In that day they will say, "Surely this is our God; we trusted in him, and he saved us. 
This is the LORD, we trusted in him; let us rejoice and be glad in his salvation. "Isaiah 25:7-9





A final note: Some people may ask why I didn't get a vasectomy, didn't I care about my wife's well-being?


First of all, it was my wife's greatest dream was to have a child. When we had lost several even after trying everything science had to offer, she claimed repeatedly that she had her tubes tied . (After the birth of Darryl she actually did. She was almost 41 when he was born.) But she lied repeatedly as well.


I don't think I had heard of a vasectomy back then and no one ever suggested such a thing to me. I think that procedure might have become more known and popular after 1985 when the first no-scalpel vasectomy was done in the United States.


In all honesty, even if it had been suggested, I can't say for sure I would have done it. But it wasn't suggested, I didn't have one, and I am extremely glad every Father's Day that I did not.






My children are adults now. Laurel is 32, Noelle will be 30 this December and Darryl will be 28 in August.

For those who think becoming a Christian is the road to Easy Street rather than a narrow road of potholes and bumps you might want to read:  Born Again: A Fairy-Tale-Ending and Born Again: Attacks Scale Upward. They will dispel any thought that Christianity is some magic potion that will bring nothing but prosperity. remember, God shows sunshine on the good and the evil and also the rain on both. These to earlier Posts cover a little bit of the same ground as here, but have a different focus.

3 comments:

Ron Tipton said...

Lar,

A masterpiece! Thank you so much for sharing the inspiring story of your family. As you know my brother John had a similar circumstance regarding the danger of his wife's pregnancies. John was warned not to get his wife pregnant again because her life would be in danger. But he got her pregnant anyway because he wanted a son to carry on his name after having two daughters. His wife gave birth to a son. The son died two days after birth. John almost lost his wife. However, she survived and John, taking this as a sign from God, vowed to devote the rest of his life to the church. That was over thirty years ago. He's never been happier. Even though he lost the son he always wanted he felt that God had spared his wife. I am very happy for both of you. You both have found the meaning of life.

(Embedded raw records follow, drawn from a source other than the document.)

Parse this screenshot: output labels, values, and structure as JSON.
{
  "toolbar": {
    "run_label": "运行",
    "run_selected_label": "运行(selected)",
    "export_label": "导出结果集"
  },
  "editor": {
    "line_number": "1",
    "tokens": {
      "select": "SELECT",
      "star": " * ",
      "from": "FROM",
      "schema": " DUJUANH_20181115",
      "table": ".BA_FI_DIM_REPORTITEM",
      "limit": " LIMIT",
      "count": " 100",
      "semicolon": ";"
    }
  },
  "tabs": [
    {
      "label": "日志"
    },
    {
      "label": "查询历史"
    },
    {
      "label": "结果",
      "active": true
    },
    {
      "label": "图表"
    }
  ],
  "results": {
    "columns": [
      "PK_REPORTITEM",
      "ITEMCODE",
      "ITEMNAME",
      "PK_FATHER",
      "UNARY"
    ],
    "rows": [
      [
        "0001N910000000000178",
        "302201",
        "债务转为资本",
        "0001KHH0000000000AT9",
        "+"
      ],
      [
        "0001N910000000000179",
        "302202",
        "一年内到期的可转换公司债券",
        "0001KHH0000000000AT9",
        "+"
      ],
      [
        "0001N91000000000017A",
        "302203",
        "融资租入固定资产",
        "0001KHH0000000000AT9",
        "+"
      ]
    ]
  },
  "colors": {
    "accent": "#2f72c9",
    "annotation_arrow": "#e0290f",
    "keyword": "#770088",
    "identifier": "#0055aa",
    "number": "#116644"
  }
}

Ron

Ron

Glynn said...

Larry -- it's an incredible story you've told here. It's one of those "God things." Thank you for sharing it with us.

n. davis rosback said...

thanks for sharing